I think--hope--the diversity discussion is expanding from diversity being a topic in itself, to diversity being a lens through which we address all other topics. That is, not just "Diverse books" as a topic, but, "Diverse perspectives on violence in YA." "Diverse perspectives on parental characters in MG." "Diverse views of [every topic we ever discuss in the children's lit field]."

I think right now there is still too much of this being viewed as an end in itself: "Oh, we have a panel on diversity, so we should make sure to have diverse authors on it," and then that being the only session where the diversity of the panelists is considered--rather than striving for diversity on all the panels and in all the sessions. (I'm not talking about Kidlitcon here; I'm speaking more generally.) And honestly, this isn't unique to kidlit either. In other workplaces and society generally, diversity is something people like to talk about as its own special topic in its own special slot.

Gah, I'm long-winded!

tanita✿davis said...

@Susan T: I think the entirety of who we are certainly informs what we write - I think if we can be taken as ALL of what we are, that makes more sense... if you know what I mean.

@Charlotte: Oh, wow. MEN. That would be amazing... and, yeah. I looked back at pictures of the 2007 KidlitCon, and I think there was maybe A single person of color there. So, we've come a long way, baby. And have a bit more to go...

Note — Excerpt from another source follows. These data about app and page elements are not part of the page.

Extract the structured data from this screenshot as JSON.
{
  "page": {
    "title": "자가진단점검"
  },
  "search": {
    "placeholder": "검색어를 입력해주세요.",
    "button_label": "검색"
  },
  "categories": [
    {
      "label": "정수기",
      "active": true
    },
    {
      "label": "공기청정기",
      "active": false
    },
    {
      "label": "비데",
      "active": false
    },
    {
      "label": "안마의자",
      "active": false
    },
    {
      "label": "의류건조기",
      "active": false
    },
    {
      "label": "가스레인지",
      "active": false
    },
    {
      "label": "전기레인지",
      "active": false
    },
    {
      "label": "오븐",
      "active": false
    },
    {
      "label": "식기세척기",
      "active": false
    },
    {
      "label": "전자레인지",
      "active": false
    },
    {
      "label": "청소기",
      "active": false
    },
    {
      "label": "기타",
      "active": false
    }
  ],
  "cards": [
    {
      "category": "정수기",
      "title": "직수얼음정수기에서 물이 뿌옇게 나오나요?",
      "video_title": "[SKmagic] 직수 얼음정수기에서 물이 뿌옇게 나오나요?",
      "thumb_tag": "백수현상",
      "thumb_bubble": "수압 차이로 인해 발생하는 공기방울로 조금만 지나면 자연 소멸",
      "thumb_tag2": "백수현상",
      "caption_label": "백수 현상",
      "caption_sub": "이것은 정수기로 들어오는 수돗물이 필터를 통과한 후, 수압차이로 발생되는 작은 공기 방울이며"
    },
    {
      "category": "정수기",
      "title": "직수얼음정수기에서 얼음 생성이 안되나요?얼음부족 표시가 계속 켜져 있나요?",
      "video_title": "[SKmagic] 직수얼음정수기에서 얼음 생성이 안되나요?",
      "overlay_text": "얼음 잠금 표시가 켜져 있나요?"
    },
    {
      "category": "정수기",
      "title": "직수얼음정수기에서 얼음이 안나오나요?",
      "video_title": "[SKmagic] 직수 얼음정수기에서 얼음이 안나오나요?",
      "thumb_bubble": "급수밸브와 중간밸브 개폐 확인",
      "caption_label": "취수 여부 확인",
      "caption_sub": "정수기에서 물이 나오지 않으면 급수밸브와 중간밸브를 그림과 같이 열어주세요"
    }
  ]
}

@Jennifer Hubbard: Aww! I'm honored you thought I was a guy! I don't know why, but that's awesome! And, I take your point about the application of perspective -- that would, indeed, be an amazing thing to have in terms of applying those different viewpoints to everything in children's lit. A very good point.